New research from Wisconsin Sea Grant Aquatic Invasive Species Outreach Specialist Tim Campbell, University of Wisconsin-Madison Associate Professor Bret Shaw and consultant Barry T. Radler sheds new light on such communication. The researchers analyzed which communication strategies are most effective and which may pose unintended problems. The team's findings were published online Aug. 14 in the journal Environmental Management (“Testing Emphasis Message Frames and Metaphors on Social Media to Engage Boaters to Learn about Preventing the Spread of Zebra Mussels”).

North Dakota State University.

Purdue University.
A major tool in the fight against invasive species is the Report INvasive website, hosted by Purdue College of Agriculture and the Indiana Invasive Species Council. The website includes several ways that people can report invasive species, including a smartphone app from the Great Lakes Early Detection Network. “There are not that many specialists and experts covering the state,” Sadof said. “When there are concerned citizens reporting, however, we have many more eyes and a better chance of detecting and eradicating a harmful species early.”

Virginia Tech.

Virginia Tech entomologist Muni Muniappan has warned of Tuta absoluta’s likely arrival into the United States since he began monitoring the pest's spread throughout Africa in 2012. Thanks to a joint grant from the U.S. Department of Agriculture, Muniappan's team and collaborators will be able to model the pest's entry into the United States — protecting the country's billion-dollar tomato industry — before irreparable damage is caused. Tuta absoluta is a tomato pest native to South America. If left unmitigated, it has the potential to destroy 100 percent of tomato crops. In 2016, the pest caused a "tomato emergency" in such countries as Nigeria, where tomatoes are a lifeline for many smallholder farmers. With the U.S. as one of the world's leaders in tomato production, the pest's impact would be severe if nothing is done to stop it. The USDA's Food and Agriculture Cyberinformatics Tools Initiative awarded the University of Virginia's Biocomplexity Institute and Virginia Tech the four-year, $500,000 grant to project the pest's movement and rate of spread into the U.S. The model, to be developed by the Biocomplexity Institute, will map the spread of invasive species over time, accounting for factors such as climate, biology, and demographic information.

University of Wisconsin-Madison.
The Wisconsin First Detector Network (WIFDN) is a citizen science network that empowers people to take action against invasive species through invasive species monitoring, management, and outreach. WIFDN provides training and resources through a combination of webinars, instructional videos, and hands-on workshops, in addition to providing volunteer opportunities to citizen scientists. Consider becoming a First Detector and help improve our network to minimize the impact and spread of invasive species in Wisconsin.

University of Wisconsin. Extension.

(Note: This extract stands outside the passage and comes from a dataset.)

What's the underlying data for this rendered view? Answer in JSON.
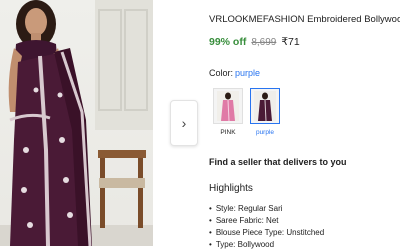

The University of Wisconsin Nutrient and Pest Management Program (NPM) and Integrated Pest Management Program (IPM)—work to bring research-based information regarding Wisconsin farm profits, water quality, pest management, pesticide use practices, and nutrient management planning to Wisconsin farmers and landowners.

Virginia Tech; Virginia State University. Virginia Cooperative Extension.